►
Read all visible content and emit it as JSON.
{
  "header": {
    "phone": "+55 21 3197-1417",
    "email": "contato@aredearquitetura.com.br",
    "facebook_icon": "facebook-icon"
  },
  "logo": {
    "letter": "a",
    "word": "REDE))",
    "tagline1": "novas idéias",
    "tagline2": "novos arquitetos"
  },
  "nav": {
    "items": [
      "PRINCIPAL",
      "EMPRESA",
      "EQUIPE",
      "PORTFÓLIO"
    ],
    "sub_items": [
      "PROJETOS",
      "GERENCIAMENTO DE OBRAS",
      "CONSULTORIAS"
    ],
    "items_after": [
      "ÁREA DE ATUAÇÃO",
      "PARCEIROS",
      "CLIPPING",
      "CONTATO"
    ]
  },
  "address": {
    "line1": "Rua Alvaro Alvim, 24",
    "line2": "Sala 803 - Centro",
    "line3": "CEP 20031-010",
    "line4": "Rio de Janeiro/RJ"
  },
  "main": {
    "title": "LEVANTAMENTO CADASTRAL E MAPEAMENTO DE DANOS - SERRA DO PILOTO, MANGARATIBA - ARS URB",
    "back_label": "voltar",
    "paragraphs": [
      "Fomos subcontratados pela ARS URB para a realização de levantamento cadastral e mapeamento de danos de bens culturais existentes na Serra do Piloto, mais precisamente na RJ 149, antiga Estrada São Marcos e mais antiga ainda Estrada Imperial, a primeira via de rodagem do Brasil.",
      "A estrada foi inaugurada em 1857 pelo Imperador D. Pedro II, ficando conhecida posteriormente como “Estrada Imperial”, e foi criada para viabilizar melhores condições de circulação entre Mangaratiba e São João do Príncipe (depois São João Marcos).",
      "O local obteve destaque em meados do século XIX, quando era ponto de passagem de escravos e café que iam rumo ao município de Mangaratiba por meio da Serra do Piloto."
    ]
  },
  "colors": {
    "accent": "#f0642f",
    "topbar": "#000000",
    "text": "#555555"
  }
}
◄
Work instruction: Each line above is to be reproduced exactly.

Reply:
Read all visible content and emit it as JSON.
{
  "header": {
    "phone": "+55 21 3197-1417",
    "email": "contato@aredearquitetura.com.br",
    "facebook_icon": "facebook-icon"
  },
  "logo": {
    "letter": "a",
    "word": "REDE))",
    "tagline1": "novas idéias",
    "tagline2": "novos arquitetos"
  },
  "nav": {
    "items": [
      "PRINCIPAL",
      "EMPRESA",
      "EQUIPE",
      "PORTFÓLIO"
    ],
    "sub_items": [
      "PROJETOS",
      "GERENCIAMENTO DE OBRAS",
      "CONSULTORIAS"
    ],
    "items_after": [
      "ÁREA DE ATUAÇÃO",
      "PARCEIROS",
      "CLIPPING",
      "CONTATO"
    ]
  },
  "address": {
    "line1": "Rua Alvaro Alvim, 24",
    "line2": "Sala 803 - Centro",
    "line3": "CEP 20031-010",
    "line4": "Rio de Janeiro/RJ"
  },
  "main": {
    "title": "LEVANTAMENTO CADASTRAL E MAPEAMENTO DE DANOS - SERRA DO PILOTO, MANGARATIBA - ARS URB",
    "back_label": "voltar",
    "paragraphs": [
      "Fomos subcontratados pela ARS URB para a realização de levantamento cadastral e mapeamento de danos de bens culturais existentes na Serra do Piloto, mais precisamente na RJ 149, antiga Estrada São Marcos e mais antiga ainda Estrada Imperial, a primeira via de rodagem do Brasil.",
      "A estrada foi inaugurada em 1857 pelo Imperador D. Pedro II, ficando conhecida posteriormente como “Estrada Imperial”, e foi criada para viabilizar melhores condições de circulação entre Mangaratiba e São João do Príncipe (depois São João Marcos).",
      "O local obteve destaque em meados do século XIX, quando era ponto de passagem de escravos e café que iam rumo ao município de Mangaratiba por meio da Serra do Piloto."
    ]
  },
  "colors": {
    "accent": "#f0642f",
    "topbar": "#000000",
    "text": "#555555"
  }
}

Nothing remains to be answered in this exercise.